For example, some people access the web using off-brand tablets (slow-loading), while others access the web using lightning-fast iPhones.
This means that mobile websites must work well in the lowest common denominator of all those devices, which in turn means page loads should ideally be below 100K (the “size” of two to three standard graphics).
Again, mobile sites are viewed on smaller than average screens; therefore, content on a mobile site is generally shorter and more concise.
In addition to being clear and viewable (as previously mentioned), graphics should be light-weight, or quick-loading.
Many people who view the web via a mobile device pay fees for data transfer – the more data, the more it costs; therefore, graphics are generally only used when they are a necessary component of the site’s content (as opposed to being purely decorative).
5 Things You Should Know Before You Hire a Mobile Website Designer
Here are five things you should know before you hire a mobile website designer:
The concept of mobile websites is relatively new, and it requires a new web design
protocol. While it is likely that most web designers are plenty capable of learning how to design mobile sites, it’s not true that they know how to do it until they have actually done it, and successfully, a number of times.
You don’t want to be a guinea pig.
Mobile versus traditional
Mobile websites are different than traditional websites, in some very fundamental ways. Even if you have an awesome traditional website, it doesn’t necessarily convert to a great mobile site. As a matter of fact, odds are your traditional site will look awful as a mobile site. Be prepared to make some major changes to your idea of what you think a website should be.
While it may be important to load your traditional website with a comprehensive library ofthorough and detailed content (content is king, right?), writing content for mobile websites is a totallydifferent ballgame.
Of course, quality is important, but quantity is another issue altogether. Your content will have to be short, concise, and to the point. . .
Your mobile site designer will have to know how to create a site that won’t distort when, bychance, it is viewed on a larger screen.
Ask prospective designers for examples of their work, and make sure their sites look good on a variety of screen sizes – mobile and otherwise.
This is important.

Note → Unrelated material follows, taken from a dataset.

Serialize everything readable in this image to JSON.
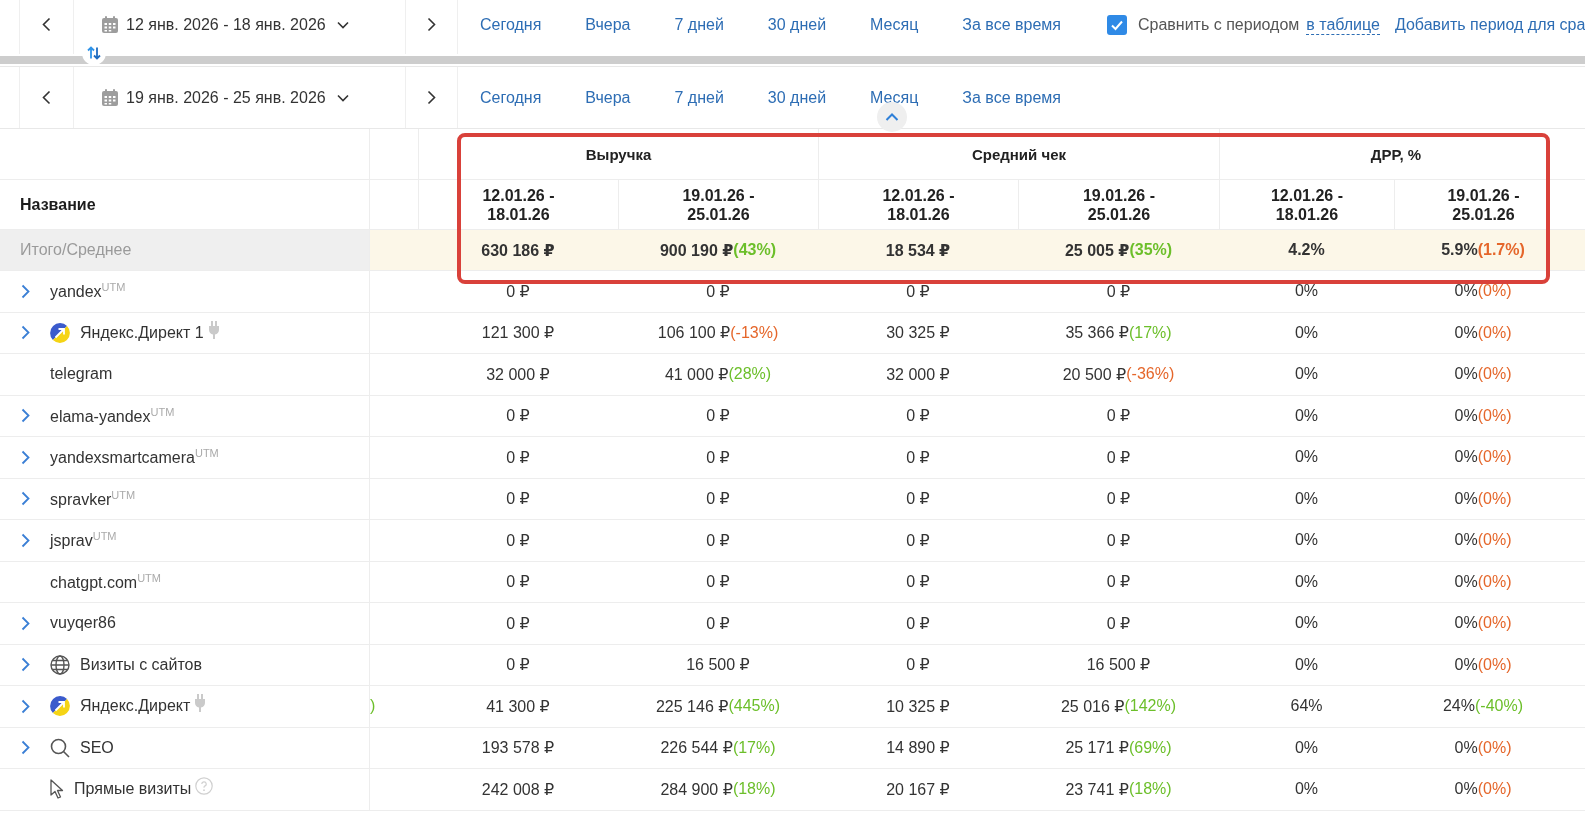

Mobile site designers must be able to optimize your site for the quickestload speed possible. This is another thing you can verify when checking out examples of their work.
As you can see, hiring a mobile website designer takes some special considerations.